Every line below that holds the word "Settings" must be listed.
==================================================
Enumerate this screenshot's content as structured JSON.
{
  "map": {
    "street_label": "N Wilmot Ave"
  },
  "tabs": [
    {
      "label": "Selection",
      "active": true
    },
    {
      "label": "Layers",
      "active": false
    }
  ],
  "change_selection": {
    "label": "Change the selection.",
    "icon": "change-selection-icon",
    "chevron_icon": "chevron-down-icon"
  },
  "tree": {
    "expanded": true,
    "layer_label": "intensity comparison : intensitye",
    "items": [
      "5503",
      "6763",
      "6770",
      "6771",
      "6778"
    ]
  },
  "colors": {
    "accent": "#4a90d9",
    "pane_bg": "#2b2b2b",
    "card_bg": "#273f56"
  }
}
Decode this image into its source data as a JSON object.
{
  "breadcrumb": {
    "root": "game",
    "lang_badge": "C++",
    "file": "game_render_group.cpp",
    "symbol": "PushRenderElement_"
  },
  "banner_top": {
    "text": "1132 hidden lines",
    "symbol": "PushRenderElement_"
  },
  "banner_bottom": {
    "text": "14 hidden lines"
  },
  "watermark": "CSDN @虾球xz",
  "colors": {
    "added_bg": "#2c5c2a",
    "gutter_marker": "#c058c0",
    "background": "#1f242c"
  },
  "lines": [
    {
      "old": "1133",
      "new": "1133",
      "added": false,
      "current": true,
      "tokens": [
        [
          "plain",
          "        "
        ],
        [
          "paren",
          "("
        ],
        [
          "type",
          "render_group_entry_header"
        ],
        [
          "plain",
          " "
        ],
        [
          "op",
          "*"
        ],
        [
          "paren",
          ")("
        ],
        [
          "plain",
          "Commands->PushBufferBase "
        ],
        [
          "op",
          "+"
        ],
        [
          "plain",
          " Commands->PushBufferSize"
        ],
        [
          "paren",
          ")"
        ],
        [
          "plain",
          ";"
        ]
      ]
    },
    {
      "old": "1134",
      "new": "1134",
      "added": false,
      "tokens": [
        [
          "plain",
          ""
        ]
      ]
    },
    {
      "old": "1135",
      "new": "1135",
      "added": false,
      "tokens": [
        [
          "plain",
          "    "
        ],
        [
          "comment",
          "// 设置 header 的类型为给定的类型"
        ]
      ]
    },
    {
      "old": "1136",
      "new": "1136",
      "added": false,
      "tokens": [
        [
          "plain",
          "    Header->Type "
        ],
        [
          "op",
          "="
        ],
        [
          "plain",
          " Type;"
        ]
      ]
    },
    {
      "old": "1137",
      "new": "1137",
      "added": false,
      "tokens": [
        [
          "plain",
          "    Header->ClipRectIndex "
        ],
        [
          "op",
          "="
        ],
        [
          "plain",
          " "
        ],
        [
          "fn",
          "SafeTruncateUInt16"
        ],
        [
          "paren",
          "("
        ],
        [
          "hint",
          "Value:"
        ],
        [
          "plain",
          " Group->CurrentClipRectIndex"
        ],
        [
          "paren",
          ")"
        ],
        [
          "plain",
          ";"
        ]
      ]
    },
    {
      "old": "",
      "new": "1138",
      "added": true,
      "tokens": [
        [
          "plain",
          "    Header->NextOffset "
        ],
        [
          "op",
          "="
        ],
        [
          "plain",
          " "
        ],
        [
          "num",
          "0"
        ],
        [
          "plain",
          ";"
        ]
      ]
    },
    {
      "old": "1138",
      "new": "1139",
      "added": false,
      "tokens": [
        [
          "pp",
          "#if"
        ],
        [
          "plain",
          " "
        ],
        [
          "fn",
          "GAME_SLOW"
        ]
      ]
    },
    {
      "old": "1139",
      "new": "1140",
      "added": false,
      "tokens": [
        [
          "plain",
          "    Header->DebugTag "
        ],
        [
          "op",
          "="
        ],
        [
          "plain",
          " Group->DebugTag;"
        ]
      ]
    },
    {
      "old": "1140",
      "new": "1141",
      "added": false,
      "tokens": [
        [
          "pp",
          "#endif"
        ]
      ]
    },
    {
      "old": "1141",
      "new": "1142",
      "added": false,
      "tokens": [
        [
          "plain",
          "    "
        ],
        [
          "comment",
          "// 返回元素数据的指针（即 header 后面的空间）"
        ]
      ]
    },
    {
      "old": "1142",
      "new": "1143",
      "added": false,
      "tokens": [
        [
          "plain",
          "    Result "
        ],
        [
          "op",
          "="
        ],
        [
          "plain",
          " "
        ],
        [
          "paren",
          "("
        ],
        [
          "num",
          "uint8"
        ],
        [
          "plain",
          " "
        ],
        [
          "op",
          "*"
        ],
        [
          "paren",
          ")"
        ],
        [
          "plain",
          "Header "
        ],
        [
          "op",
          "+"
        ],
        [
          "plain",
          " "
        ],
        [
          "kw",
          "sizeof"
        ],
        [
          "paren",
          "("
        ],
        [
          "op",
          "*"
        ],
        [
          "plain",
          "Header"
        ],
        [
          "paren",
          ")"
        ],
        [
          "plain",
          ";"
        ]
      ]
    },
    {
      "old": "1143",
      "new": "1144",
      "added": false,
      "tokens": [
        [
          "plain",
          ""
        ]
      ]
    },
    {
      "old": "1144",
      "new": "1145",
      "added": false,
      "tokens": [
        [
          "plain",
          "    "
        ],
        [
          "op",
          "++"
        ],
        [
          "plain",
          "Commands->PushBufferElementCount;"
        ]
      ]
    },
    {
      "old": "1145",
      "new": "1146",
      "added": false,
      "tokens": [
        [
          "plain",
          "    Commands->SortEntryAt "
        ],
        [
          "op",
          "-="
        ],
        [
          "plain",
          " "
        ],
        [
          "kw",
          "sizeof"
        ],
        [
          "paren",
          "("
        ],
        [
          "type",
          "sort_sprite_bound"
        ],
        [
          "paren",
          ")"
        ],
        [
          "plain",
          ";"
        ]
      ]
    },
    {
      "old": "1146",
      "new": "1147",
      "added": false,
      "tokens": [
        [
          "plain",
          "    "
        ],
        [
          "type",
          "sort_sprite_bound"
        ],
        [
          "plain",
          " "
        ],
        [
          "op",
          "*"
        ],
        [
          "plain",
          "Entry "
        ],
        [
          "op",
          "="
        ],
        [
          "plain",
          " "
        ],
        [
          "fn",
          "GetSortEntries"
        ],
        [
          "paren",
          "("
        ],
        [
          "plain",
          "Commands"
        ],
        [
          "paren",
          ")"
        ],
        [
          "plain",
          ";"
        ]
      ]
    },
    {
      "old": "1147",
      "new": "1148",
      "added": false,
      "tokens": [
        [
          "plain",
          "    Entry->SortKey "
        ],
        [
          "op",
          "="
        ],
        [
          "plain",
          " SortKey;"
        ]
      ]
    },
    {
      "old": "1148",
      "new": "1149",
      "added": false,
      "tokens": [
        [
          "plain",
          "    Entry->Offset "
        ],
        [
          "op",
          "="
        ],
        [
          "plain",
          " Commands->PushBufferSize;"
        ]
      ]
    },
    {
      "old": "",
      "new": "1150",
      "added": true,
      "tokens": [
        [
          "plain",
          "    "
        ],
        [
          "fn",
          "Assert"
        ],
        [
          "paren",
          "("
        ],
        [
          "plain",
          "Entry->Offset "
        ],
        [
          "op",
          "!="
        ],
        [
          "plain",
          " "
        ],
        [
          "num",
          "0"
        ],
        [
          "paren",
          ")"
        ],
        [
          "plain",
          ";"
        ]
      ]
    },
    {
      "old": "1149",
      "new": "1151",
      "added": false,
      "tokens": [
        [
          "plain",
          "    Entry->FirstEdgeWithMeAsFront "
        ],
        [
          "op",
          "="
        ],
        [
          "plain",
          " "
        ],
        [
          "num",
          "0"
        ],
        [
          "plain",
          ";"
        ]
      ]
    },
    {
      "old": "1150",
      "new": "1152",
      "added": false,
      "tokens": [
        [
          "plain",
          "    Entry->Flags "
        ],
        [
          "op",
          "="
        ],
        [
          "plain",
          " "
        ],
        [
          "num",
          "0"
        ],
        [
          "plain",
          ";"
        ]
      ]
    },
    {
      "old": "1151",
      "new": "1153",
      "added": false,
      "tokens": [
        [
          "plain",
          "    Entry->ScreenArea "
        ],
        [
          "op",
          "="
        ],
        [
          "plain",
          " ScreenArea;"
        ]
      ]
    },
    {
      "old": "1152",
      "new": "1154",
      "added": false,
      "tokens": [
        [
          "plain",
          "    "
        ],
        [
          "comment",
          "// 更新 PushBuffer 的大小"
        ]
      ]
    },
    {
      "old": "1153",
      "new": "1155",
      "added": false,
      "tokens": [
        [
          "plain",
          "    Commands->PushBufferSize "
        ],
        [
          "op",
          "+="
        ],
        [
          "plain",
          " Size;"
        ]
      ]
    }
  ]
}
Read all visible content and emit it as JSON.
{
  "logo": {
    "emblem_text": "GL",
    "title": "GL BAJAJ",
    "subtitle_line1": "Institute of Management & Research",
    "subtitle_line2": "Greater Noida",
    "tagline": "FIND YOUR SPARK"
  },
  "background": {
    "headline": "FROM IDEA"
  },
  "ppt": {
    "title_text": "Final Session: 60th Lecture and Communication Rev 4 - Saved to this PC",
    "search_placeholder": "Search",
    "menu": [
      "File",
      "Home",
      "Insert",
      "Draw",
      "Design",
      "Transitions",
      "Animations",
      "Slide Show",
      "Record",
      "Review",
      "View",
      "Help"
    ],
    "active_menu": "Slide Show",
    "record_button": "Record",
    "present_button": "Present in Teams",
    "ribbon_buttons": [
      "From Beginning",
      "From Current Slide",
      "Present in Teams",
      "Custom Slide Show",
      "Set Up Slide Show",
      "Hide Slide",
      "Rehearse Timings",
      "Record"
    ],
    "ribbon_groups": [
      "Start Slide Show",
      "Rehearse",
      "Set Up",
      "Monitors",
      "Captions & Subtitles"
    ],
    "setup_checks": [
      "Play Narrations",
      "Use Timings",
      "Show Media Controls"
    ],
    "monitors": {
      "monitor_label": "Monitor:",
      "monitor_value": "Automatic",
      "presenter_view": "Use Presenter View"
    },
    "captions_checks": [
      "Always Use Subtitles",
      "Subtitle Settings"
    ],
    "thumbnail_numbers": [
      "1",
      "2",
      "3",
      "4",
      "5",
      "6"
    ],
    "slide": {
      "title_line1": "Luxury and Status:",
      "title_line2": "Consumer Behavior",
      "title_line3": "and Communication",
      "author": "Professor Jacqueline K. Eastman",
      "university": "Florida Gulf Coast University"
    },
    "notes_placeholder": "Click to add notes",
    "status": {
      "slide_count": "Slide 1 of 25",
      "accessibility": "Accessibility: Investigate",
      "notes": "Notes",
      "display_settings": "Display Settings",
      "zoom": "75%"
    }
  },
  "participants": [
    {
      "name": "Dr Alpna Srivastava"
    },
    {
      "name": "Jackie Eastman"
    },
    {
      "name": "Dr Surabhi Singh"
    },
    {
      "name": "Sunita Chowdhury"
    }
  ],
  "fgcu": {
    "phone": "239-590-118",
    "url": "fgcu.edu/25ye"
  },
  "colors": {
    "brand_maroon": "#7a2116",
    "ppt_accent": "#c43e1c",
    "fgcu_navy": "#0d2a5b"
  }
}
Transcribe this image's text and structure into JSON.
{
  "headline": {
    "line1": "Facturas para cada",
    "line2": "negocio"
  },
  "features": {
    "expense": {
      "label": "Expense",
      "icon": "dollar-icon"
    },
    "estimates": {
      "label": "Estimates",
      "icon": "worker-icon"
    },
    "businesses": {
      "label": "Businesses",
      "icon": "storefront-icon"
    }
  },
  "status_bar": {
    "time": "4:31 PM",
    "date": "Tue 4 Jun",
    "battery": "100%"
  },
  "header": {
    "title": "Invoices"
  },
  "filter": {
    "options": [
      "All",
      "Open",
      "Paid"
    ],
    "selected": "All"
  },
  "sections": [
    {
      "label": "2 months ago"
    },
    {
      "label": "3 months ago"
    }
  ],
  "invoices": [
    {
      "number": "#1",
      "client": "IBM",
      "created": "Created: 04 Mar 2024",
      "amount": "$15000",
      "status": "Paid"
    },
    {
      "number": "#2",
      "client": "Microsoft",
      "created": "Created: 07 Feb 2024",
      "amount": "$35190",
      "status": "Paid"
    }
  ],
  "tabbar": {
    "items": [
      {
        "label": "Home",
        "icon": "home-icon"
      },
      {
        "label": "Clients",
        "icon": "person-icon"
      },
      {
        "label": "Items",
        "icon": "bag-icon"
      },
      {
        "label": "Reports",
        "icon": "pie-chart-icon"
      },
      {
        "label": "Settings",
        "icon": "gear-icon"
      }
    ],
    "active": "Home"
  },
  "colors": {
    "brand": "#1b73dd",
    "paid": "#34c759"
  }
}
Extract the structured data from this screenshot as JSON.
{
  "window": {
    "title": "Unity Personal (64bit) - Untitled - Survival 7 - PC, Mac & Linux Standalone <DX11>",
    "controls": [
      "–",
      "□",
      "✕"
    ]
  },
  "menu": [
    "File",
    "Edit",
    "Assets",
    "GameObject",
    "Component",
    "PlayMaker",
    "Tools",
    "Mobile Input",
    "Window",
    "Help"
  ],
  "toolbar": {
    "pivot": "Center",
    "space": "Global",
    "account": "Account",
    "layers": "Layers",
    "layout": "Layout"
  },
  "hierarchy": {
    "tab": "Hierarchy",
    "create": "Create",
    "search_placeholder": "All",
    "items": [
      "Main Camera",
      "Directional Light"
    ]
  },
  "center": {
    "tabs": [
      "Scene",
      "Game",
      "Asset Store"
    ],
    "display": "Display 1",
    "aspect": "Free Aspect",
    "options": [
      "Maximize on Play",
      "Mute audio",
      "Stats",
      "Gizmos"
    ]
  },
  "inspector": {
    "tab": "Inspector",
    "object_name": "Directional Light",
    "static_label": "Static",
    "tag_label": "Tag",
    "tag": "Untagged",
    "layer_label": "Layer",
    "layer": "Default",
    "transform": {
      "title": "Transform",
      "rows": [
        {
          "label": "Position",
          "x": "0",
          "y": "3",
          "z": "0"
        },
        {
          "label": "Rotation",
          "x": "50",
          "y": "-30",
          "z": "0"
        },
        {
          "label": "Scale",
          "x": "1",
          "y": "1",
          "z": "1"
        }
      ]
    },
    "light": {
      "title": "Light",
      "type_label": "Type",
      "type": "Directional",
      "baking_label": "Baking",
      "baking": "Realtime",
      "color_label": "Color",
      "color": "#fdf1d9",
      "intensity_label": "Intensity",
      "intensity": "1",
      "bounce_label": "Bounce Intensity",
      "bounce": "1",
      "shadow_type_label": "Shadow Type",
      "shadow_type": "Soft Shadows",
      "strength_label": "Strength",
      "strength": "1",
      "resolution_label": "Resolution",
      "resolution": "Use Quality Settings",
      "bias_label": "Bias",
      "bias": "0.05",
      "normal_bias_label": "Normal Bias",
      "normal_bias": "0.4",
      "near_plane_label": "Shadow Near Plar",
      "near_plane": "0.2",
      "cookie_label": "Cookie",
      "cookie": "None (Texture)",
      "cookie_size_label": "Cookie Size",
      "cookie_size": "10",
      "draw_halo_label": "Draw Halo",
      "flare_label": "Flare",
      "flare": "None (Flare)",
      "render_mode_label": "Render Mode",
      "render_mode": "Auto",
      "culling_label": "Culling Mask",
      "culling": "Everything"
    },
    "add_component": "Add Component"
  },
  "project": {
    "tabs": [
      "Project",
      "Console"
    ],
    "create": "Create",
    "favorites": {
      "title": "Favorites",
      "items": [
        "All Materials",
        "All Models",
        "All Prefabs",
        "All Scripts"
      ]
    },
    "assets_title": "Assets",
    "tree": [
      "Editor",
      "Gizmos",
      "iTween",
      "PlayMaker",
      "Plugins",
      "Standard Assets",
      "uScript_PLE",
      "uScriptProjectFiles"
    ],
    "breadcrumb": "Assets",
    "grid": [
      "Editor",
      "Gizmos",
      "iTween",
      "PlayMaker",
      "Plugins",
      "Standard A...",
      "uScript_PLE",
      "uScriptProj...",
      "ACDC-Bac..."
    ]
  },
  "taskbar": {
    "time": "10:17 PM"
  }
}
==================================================
Answer to this problem:
      "Subtitle Settings"
      "display_settings": "Display Settings",
        "label": "Settings",
      "resolution": "Use Quality Settings",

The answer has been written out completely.